People Apart: 1950s Cape Town Revisited offers a rich and fascinating insight into South Africa at the brink of the apartheid through Bryan Heseltine's previously unpublished photography of the 1940s and 50s. The photographs offer a unique glimpse into the lives of South Africans who would feel the full force of apartheid through the 1950s and beyond, showing some of the dreadful housing conditions that existed on the periphery of the city, but also testifying to the vibrancy of social and cultural life, including the work of street craftsmen, beer brewing, music and dance. People Apart offers an intimate insight into the diverse styles and identities of Cape Town's inhabitants during this period, both through intimate portraits as well as unique documentations of the shack dwellings, which dominated the urban landscape. The collection also significantly demonstrates an early attempt to find a visual language with which to represent apartheid South Africa to a British Public. Author Darren Newbury contextualizes Heseltine's photographs through extensive biographical, and socio-historical research and views this body of work both within its contemporary context as well as asking what these images offer today, in the post-apartheid era. Contributions from Vivian Bickford-Smith and Sean Field probe questions such as the nature of memory and identity, as well as the place of photography in the documentation and the active 'making' of history.
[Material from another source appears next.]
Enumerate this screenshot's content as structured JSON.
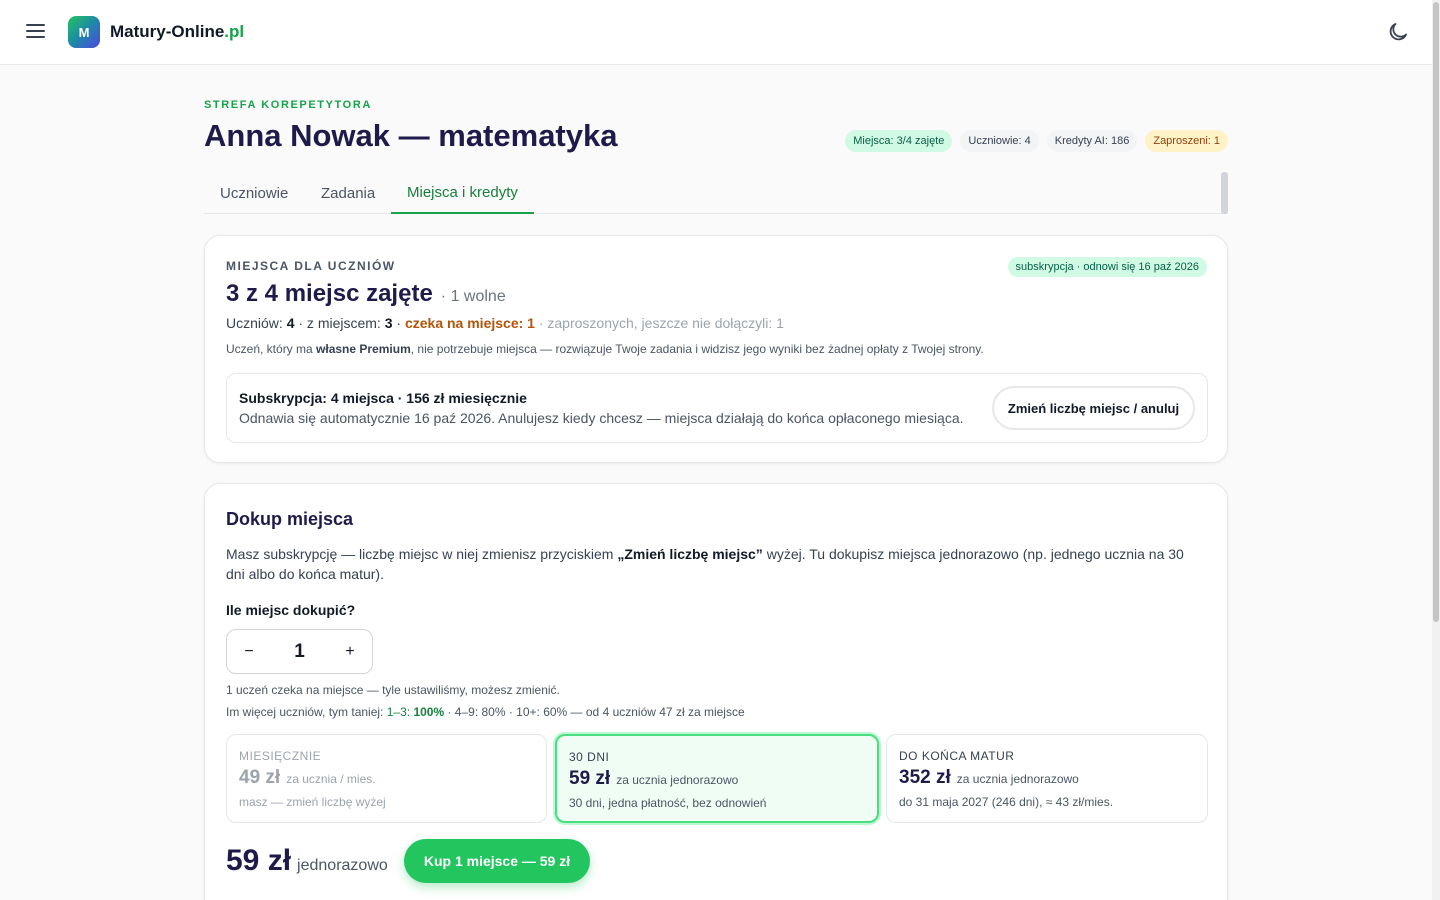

Darren Newbury is Professor of Photography at Birmingham Institute of Art and Design, Birmingham City University. He has published widely on photography, photographic education and visual research. He is the author of Defiant Images: Photography and Apartheid South Africa (published by University of South Africa Press, 2009). He is also editor of the international journal Visual Studies. Vivian Bickford-Smith is Professor of Historical Studies at the University of Cape Town and visiting Professor of Comparative Metropolitan History at the Institute of Historical Studies, London University. He has published extensively on the area of 19th and 20th Century South African history, particularly within the areas of race, ethnicity and nationalism and urban history. Sean Field is Director of the Centre for Popular Memory at the University of Cape Town. He was a founder member of the Oral History Association of South Africa and is author of Oral History, Community and Displacement: Imagining Memories in Post-apartheid Cape Town (published by Palgrave Macmillan, 2011).